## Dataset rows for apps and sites
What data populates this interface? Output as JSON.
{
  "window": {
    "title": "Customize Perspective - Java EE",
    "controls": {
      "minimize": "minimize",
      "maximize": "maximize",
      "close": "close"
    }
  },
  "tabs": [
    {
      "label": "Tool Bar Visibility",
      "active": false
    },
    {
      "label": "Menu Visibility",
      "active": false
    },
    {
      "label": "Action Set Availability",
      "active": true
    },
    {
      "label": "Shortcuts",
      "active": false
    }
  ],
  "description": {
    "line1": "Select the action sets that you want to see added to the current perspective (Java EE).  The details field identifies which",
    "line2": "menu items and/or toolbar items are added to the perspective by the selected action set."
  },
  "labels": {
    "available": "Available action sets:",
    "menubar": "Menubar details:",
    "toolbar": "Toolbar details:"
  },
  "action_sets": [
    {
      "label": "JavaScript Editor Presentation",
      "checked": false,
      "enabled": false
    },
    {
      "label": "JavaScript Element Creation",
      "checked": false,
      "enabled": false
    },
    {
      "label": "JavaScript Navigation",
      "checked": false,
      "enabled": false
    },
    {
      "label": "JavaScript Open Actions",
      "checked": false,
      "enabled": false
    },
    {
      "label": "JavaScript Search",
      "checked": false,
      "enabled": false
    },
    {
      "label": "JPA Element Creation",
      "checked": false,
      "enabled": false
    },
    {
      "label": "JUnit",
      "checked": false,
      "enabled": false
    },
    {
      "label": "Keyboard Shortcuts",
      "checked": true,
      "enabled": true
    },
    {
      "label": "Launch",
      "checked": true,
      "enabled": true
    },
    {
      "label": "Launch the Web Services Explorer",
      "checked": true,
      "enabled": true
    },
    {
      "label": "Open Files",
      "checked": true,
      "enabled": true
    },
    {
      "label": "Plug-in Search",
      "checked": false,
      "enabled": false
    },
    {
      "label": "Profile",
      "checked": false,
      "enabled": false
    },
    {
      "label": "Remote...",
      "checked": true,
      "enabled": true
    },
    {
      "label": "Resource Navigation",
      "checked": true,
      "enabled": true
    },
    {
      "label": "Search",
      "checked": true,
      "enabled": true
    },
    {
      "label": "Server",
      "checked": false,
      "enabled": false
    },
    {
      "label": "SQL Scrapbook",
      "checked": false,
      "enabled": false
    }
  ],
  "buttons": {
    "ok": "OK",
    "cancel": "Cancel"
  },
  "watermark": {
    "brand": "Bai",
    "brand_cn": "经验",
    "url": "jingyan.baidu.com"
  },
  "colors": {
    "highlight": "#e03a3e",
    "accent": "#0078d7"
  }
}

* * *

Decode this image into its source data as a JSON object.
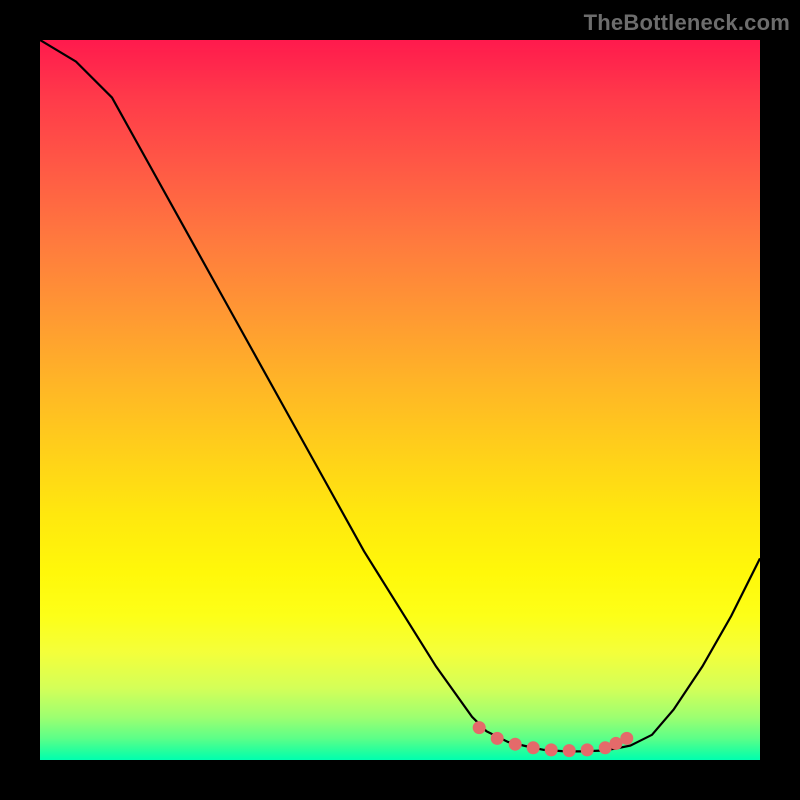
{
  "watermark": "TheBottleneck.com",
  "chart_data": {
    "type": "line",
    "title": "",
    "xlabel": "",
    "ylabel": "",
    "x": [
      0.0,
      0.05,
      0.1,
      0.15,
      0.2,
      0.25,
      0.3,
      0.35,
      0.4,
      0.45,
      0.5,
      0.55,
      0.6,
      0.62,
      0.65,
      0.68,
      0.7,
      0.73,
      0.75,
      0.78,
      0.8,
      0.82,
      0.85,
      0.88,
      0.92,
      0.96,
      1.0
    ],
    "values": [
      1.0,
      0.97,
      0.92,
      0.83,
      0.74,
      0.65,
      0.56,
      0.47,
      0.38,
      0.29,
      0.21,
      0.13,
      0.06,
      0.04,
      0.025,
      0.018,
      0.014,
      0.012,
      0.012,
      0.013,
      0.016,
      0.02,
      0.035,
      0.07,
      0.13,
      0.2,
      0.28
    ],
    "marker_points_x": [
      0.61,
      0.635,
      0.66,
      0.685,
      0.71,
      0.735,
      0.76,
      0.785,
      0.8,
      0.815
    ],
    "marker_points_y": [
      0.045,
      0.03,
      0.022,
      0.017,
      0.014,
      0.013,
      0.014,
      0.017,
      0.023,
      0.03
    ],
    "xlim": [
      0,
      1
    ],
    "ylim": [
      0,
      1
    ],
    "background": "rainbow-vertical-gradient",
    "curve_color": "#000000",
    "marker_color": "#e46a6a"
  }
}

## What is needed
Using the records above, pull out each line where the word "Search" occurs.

## Written solution
      "label": "JavaScript Search",
      "label": "Plug-in Search",
      "label": "Search",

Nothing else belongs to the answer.